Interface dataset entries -

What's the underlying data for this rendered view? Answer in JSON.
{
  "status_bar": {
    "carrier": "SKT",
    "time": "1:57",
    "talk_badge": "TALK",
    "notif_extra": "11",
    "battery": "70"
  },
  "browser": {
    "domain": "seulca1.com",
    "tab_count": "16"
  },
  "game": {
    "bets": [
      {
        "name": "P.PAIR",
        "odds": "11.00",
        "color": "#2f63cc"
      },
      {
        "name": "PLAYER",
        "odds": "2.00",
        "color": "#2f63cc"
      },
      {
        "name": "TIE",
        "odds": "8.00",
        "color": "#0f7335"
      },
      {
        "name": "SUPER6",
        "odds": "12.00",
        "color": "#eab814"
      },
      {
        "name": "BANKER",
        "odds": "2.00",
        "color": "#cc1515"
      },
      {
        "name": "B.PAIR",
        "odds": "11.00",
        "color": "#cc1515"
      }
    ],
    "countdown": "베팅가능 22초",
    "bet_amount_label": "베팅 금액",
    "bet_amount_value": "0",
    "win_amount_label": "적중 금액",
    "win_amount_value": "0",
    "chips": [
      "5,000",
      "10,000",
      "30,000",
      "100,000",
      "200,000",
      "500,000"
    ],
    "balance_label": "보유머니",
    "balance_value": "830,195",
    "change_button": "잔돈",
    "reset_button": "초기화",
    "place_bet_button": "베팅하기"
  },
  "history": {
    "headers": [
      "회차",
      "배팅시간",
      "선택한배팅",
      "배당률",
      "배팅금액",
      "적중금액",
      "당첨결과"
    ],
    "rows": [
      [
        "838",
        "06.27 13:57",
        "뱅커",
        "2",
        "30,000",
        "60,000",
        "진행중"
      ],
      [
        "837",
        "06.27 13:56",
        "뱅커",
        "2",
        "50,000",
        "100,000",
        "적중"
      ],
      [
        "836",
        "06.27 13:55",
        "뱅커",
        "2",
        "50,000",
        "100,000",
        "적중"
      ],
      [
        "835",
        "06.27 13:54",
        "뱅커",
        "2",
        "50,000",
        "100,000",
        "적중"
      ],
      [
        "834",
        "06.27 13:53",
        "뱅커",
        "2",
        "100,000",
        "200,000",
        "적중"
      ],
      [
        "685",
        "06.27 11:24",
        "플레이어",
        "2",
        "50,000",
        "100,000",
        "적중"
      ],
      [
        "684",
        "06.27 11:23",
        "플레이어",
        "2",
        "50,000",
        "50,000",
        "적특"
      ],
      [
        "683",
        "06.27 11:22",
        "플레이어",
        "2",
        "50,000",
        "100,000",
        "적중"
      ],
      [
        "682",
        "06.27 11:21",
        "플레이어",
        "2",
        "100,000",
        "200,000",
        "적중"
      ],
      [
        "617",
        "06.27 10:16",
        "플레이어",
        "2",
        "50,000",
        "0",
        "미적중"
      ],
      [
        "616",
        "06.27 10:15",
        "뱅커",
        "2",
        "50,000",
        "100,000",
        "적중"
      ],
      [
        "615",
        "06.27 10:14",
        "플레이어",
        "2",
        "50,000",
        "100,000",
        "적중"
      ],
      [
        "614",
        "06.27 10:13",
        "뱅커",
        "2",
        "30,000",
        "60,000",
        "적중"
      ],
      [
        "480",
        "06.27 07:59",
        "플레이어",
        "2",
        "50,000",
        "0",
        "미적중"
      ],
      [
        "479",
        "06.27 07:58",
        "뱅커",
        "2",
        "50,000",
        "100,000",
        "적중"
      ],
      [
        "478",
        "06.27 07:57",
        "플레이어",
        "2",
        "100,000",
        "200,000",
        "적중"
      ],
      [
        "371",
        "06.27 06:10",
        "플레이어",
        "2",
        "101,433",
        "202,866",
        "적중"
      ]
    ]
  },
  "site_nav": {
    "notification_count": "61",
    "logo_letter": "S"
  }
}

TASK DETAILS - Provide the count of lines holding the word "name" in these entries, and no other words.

ANSWER TO THIS EXERCISE - 6